Star Wars is a subgenre of science fiction called space opera, which is sort of grand and sweeping and larger than life. Viewing it as a work of art as much as a story has helped me tolerate some of the more ridiculous elements, like technobabble and single-biome planets and blockades of only three ships and old friends running into each other in a galaxy of over a quadrillion people, while still appreciating the internal logic and consistency and depth of everything else. So many planets and characters and species and ships and droids and stories... it's got to be the largest franchise in the history of ever. And I'm blessed to have been born into the small window of human history when it exists. But the absolute most ridiculous thing that I can't get over is in "The Force Awakens" when Han uses the hyperdrive to get past the third Death Star's, I mean Starkiller Base's shield and then slows down before hitting the planet. Light travels at 300,000 kilometers per second. The Millennium Falcon was going faster than that. Either from hitting the planet or decelerating so abruptly, it would have been pulverized to atoms.

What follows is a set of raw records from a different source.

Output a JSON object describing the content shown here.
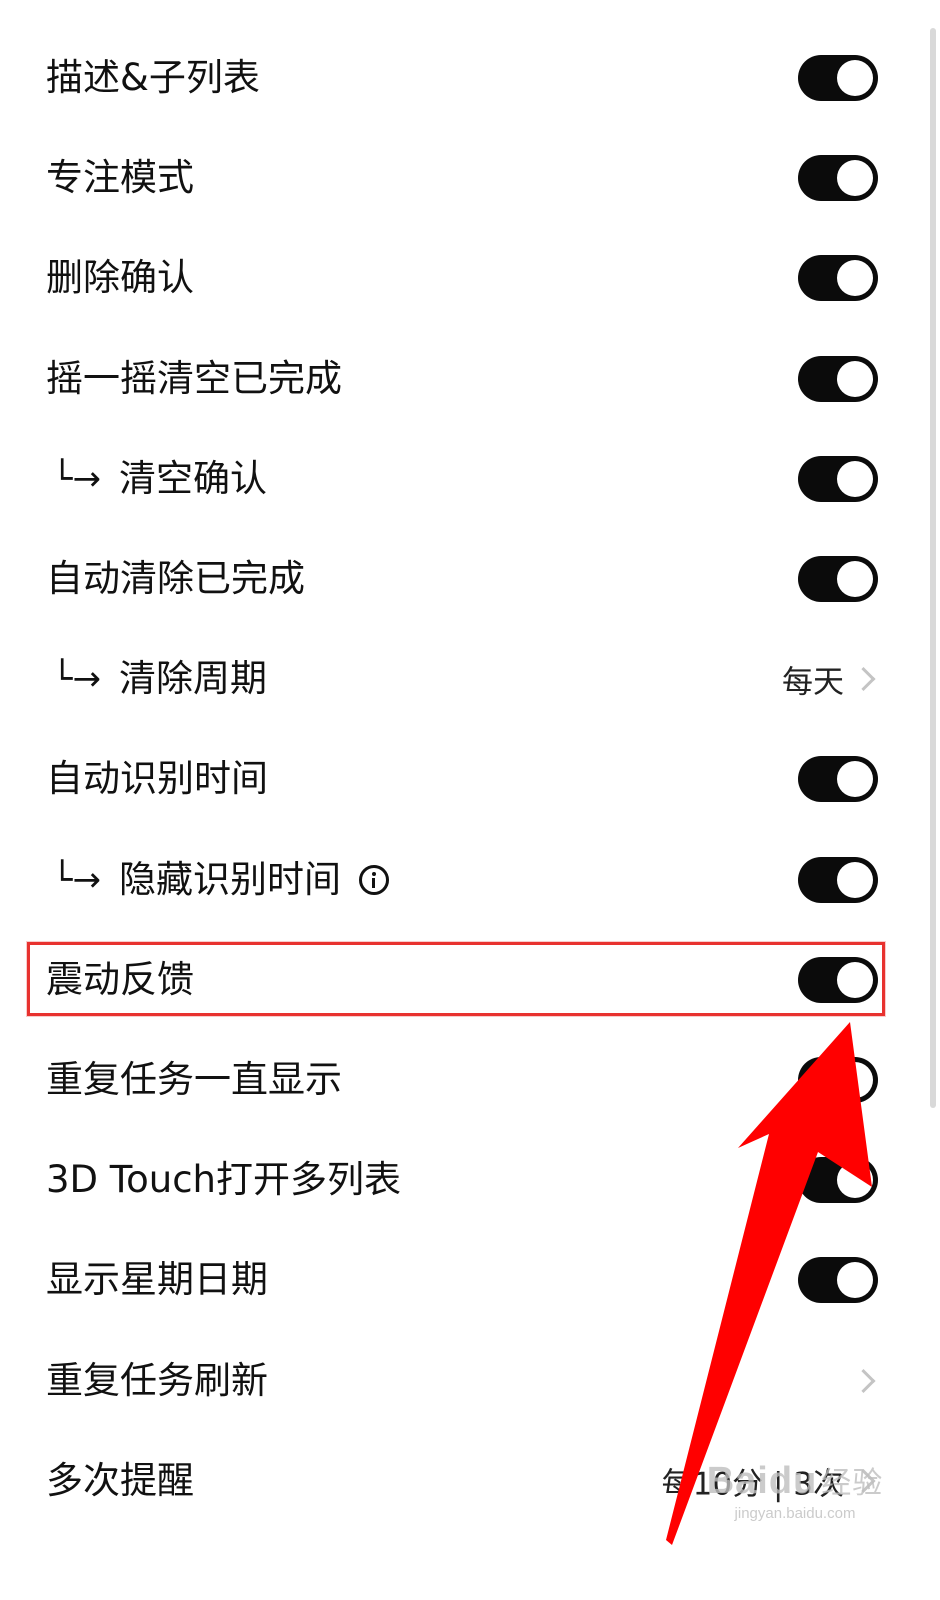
{
  "settings": {
    "rows": [
      {
        "label": "描述&子列表",
        "control": "toggle",
        "on": true
      },
      {
        "label": "专注模式",
        "control": "toggle",
        "on": true
      },
      {
        "label": "删除确认",
        "control": "toggle",
        "on": true
      },
      {
        "label": "摇一摇清空已完成",
        "control": "toggle",
        "on": true
      },
      {
        "label": "清空确认",
        "control": "toggle",
        "on": true,
        "sub": true
      },
      {
        "label": "自动清除已完成",
        "control": "toggle",
        "on": true
      },
      {
        "label": "清除周期",
        "control": "value",
        "value": "每天",
        "sub": true
      },
      {
        "label": "自动识别时间",
        "control": "toggle",
        "on": true
      },
      {
        "label": "隐藏识别时间",
        "control": "toggle",
        "on": true,
        "sub": true,
        "info": true
      },
      {
        "label": "震动反馈",
        "control": "toggle",
        "on": true,
        "highlighted": true
      },
      {
        "label": "重复任务一直显示",
        "control": "toggle",
        "on": true
      },
      {
        "label": "3D Touch打开多列表",
        "control": "toggle",
        "on": true
      },
      {
        "label": "显示星期日期",
        "control": "toggle",
        "on": true
      },
      {
        "label": "重复任务刷新",
        "control": "chevron"
      },
      {
        "label": "多次提醒",
        "control": "value",
        "value": "每10分 | 3次"
      }
    ],
    "sub_prefix": "└→"
  },
  "annotation": {
    "highlight_color": "#e8322f",
    "arrow_color": "#ff0000"
  },
  "watermark": {
    "logo_text": "Baidu",
    "logo_suffix": "经验",
    "url": "jingyan.baidu.com"
  },
  "icons": {
    "info": "info-circle-icon",
    "chevron": "chevron-right-icon",
    "sub_arrow": "sub-item-arrow-icon"
  }
}
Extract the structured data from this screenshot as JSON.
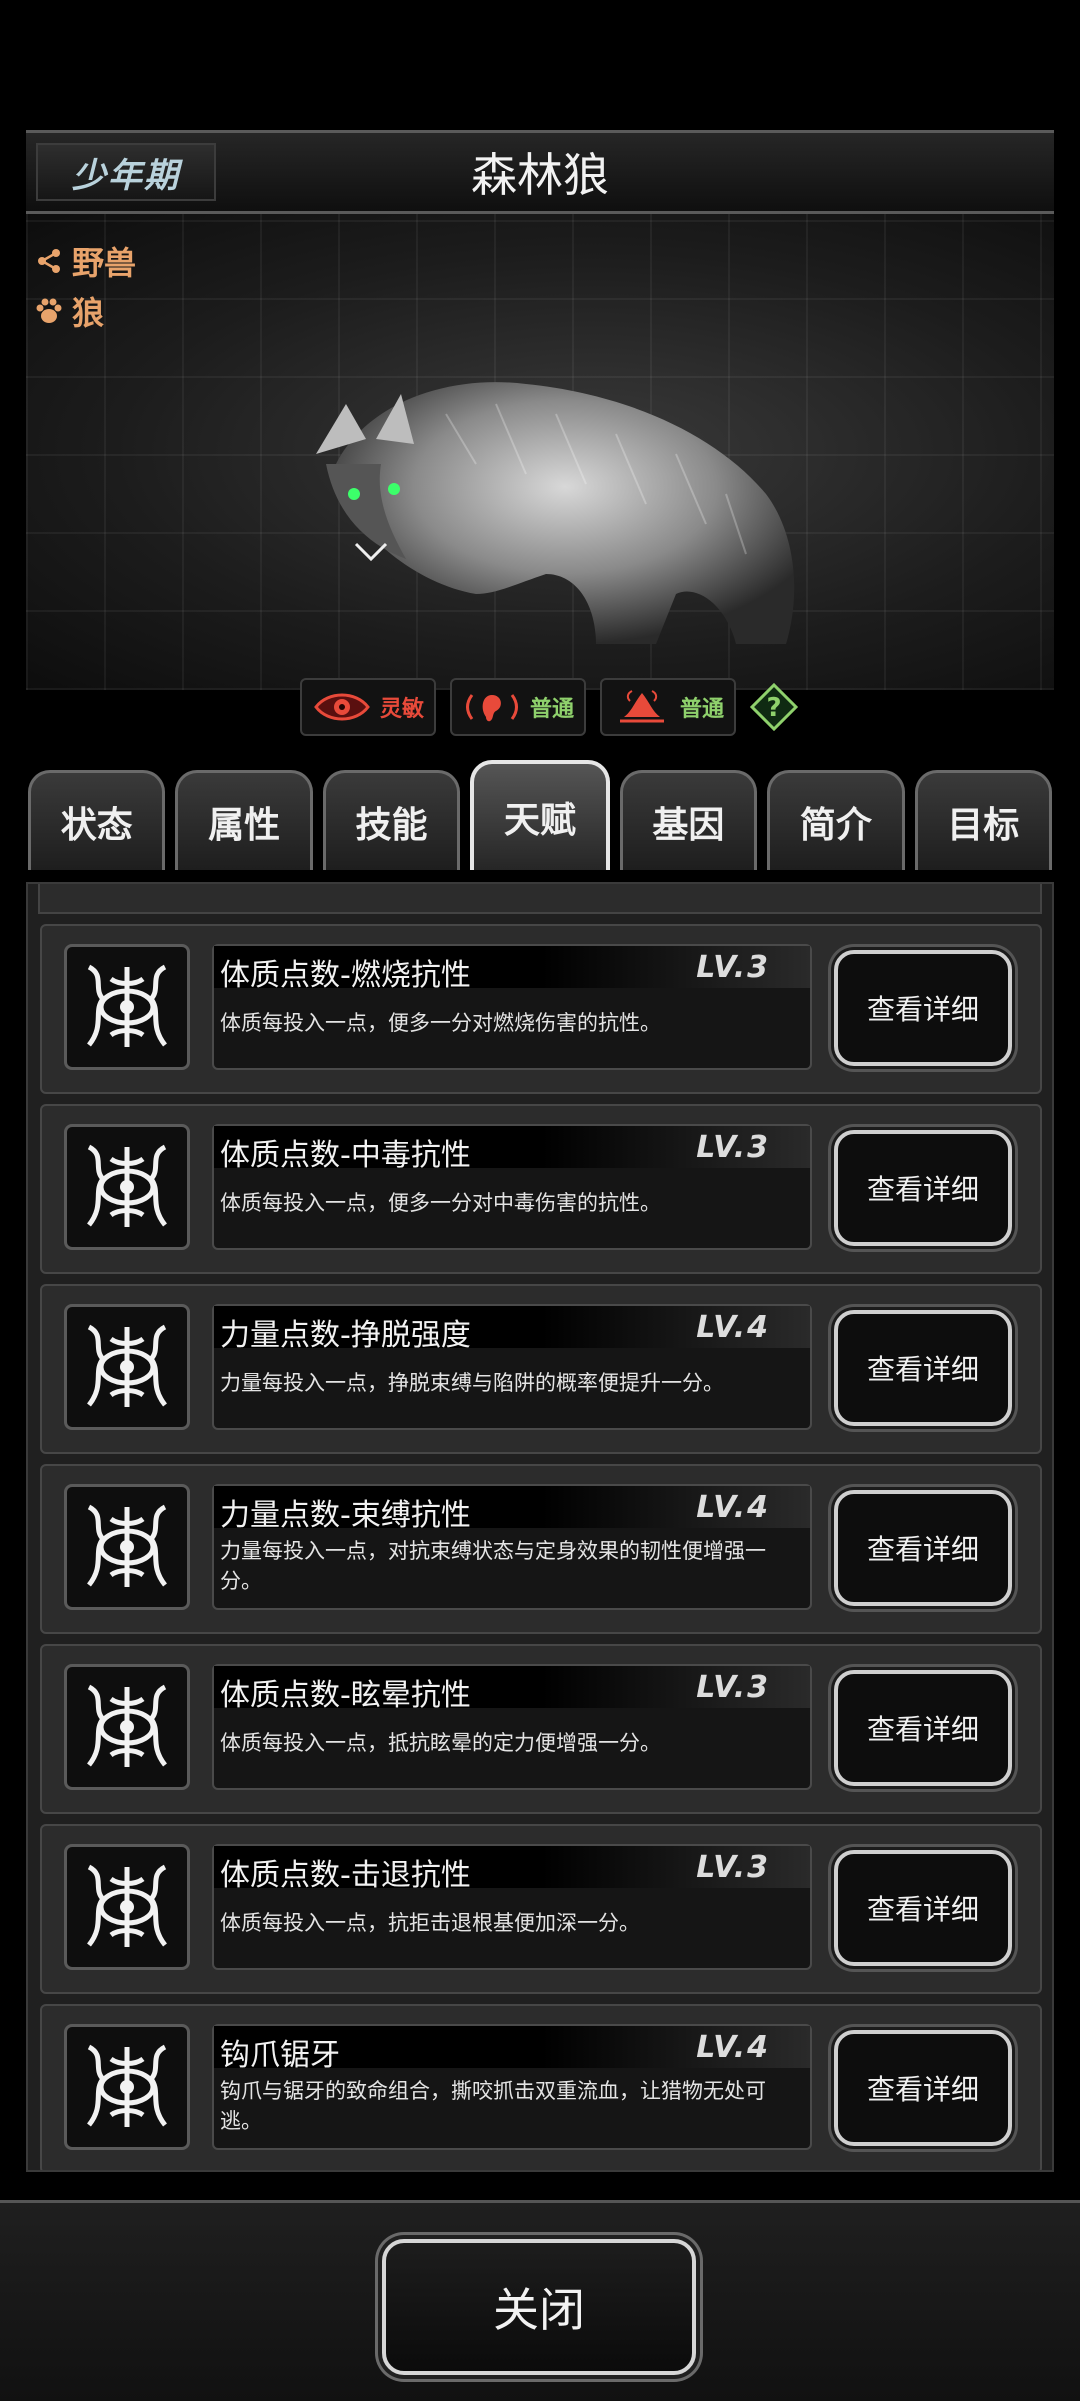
{
  "header": {
    "stage": "少年期",
    "name": "森林狼"
  },
  "tags": [
    {
      "icon": "share-node-icon",
      "label": "野兽"
    },
    {
      "icon": "paw-icon",
      "label": "狼"
    }
  ],
  "senses": [
    {
      "icon": "eye-icon",
      "label": "灵敏",
      "color": "#e84a3a"
    },
    {
      "icon": "ear-icon",
      "label": "普通",
      "color": "#8fd16c"
    },
    {
      "icon": "smell-icon",
      "label": "普通",
      "color": "#8fd16c"
    }
  ],
  "help_label": "?",
  "tabs": [
    "状态",
    "属性",
    "技能",
    "天赋",
    "基因",
    "简介",
    "目标"
  ],
  "active_tab": "天赋",
  "talents": [
    {
      "name": "体质点数-燃烧抗性",
      "level": "LV.3",
      "desc": "体质每投入一点，便多一分对燃烧伤害的抗性。",
      "button": "查看详细"
    },
    {
      "name": "体质点数-中毒抗性",
      "level": "LV.3",
      "desc": "体质每投入一点，便多一分对中毒伤害的抗性。",
      "button": "查看详细"
    },
    {
      "name": "力量点数-挣脱强度",
      "level": "LV.4",
      "desc": "力量每投入一点，挣脱束缚与陷阱的概率便提升一分。",
      "button": "查看详细"
    },
    {
      "name": "力量点数-束缚抗性",
      "level": "LV.4",
      "desc": "力量每投入一点，对抗束缚状态与定身效果的韧性便增强一分。",
      "button": "查看详细"
    },
    {
      "name": "体质点数-眩晕抗性",
      "level": "LV.3",
      "desc": "体质每投入一点，抵抗眩晕的定力便增强一分。",
      "button": "查看详细"
    },
    {
      "name": "体质点数-击退抗性",
      "level": "LV.3",
      "desc": "体质每投入一点，抗拒击退根基便加深一分。",
      "button": "查看详细"
    },
    {
      "name": "钩爪锯牙",
      "level": "LV.4",
      "desc": "钩爪与锯牙的致命组合，撕咬抓击双重流血，让猎物无处可逃。",
      "button": "查看详细"
    }
  ],
  "close_label": "关闭"
}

Now that Star Wars movies are being released in December I have to write about them and Christmas at the same time, and there's only so many ways to tie them together. Is there Christmas in the Star Wars galaxy? Their equivalent is generally considered to be "Life Day", first revealed in 1978's really really really bad "Star Wars Holidy Special", a holiday that Wookiees celebrate by covering their nudity with red robes and evidently taking some kind of psychedelic drug so they can walk through space into a star and listen to Princess Leia sing while she's so coked up that her eyes are pointing in opposite directions like a chameleon and she has to hold onto Chewbacca to stay standing. But the special was actually aired (one and only time) around Thanksgiving, not Christmas.
One of my bishopric members really wanted to read my book, providing an opportunity to see how the more chronologically advanced Mormon demographic will receive it. So far he has been thrilled and not bothered by the thematic elements, cynical critiques of the human condition, or references to evolution. He says he learned some new words for the golf course; "Fardles" and "Space spit" (affectionate homages to Anne McCaffrey's "Dinosaur Planet" and R.L. Stine's "Space Cadets" series, respectively).
Originally I used real swear words, mainly because "The Outsiders" didn't and it totally ruined my suspension of disbelief. "We'll kill each other with broken beer bottles, but we won't swear or talk about sex, no matter how contrived this makes our dialogue at times. Also, we have names like Soda Pop and Pony Boy." So I was just being realistic. But then I read an interview with Dave Wolverton, who was asked how his Mormon faith influenced his writing and said in part: "When I first started writing, I was trained by my professors to try to create natural sounding voices (so if people swear, then you should swear), and I started realizing that I was really not being true to myself. Just because people swear doesn't mean I need to do it in my writing. I decided after my first novel to sort of back off on that, and I've noticed that a lot of other fine bestselling authors do the same - they don’t use any profanity at all." I figured that probably no one would read it because of the swearing, but people might not read it because of the swearing. So I fixed that. Though the concept of having words in our language that we're not supposed to say is still stupid to begin with.
I hope Star Wars doesn't steal all my ideas. "The Force Awakens" had me a little worried when the Millennium Falcon's escape from Tatooine, I mean Jakku, bore somewhat of a resemblance to a similar escape in my book.